++++ EXCERPTED RECORDS ++++
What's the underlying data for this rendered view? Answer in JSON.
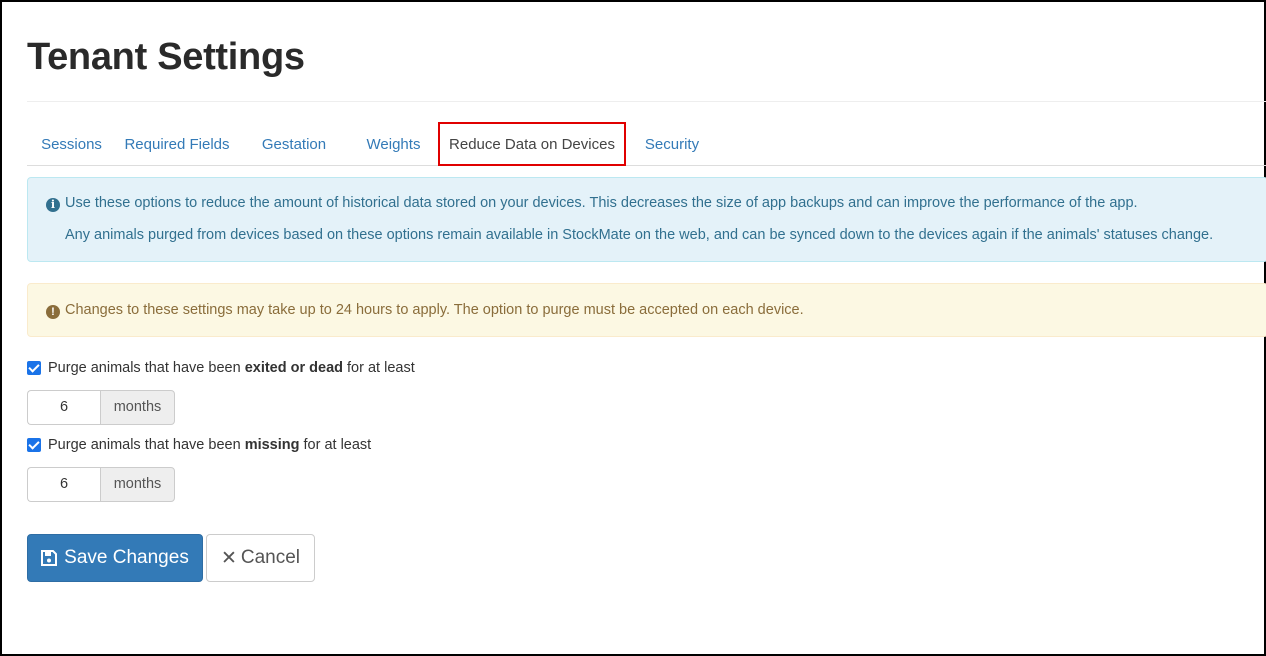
{
  "page": {
    "title": "Tenant Settings"
  },
  "tabs": [
    {
      "label": "Sessions"
    },
    {
      "label": "Required Fields"
    },
    {
      "label": "Gestation"
    },
    {
      "label": "Weights"
    },
    {
      "label": "Reduce Data on Devices",
      "active": true
    },
    {
      "label": "Security"
    }
  ],
  "info_alert": {
    "icon": "info-circle-icon",
    "line1": "Use these options to reduce the amount of historical data stored on your devices. This decreases the size of app backups and can improve the performance of the app.",
    "line2": "Any animals purged from devices based on these options remain available in StockMate on the web, and can be synced down to the devices again if the animals' statuses change."
  },
  "warning_alert": {
    "icon": "exclamation-circle-icon",
    "text": "Changes to these settings may take up to 24 hours to apply. The option to purge must be accepted on each device."
  },
  "purge_exited": {
    "checked": true,
    "label_prefix": "Purge animals that have been ",
    "label_bold": "exited or dead",
    "label_suffix": " for at least",
    "value": "6",
    "unit": "months"
  },
  "purge_missing": {
    "checked": true,
    "label_prefix": "Purge animals that have been ",
    "label_bold": "missing",
    "label_suffix": " for at least",
    "value": "6",
    "unit": "months"
  },
  "actions": {
    "save_label": "Save Changes",
    "cancel_label": "Cancel"
  },
  "colors": {
    "link": "#337ab7",
    "primary_button": "#337ab7",
    "highlight_border": "#e00000",
    "info_bg": "#e4f2f9",
    "warning_bg": "#fcf8e3"
  }
}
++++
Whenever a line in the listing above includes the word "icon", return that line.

    "icon": "info-circle-icon",
    "icon": "exclamation-circle-icon",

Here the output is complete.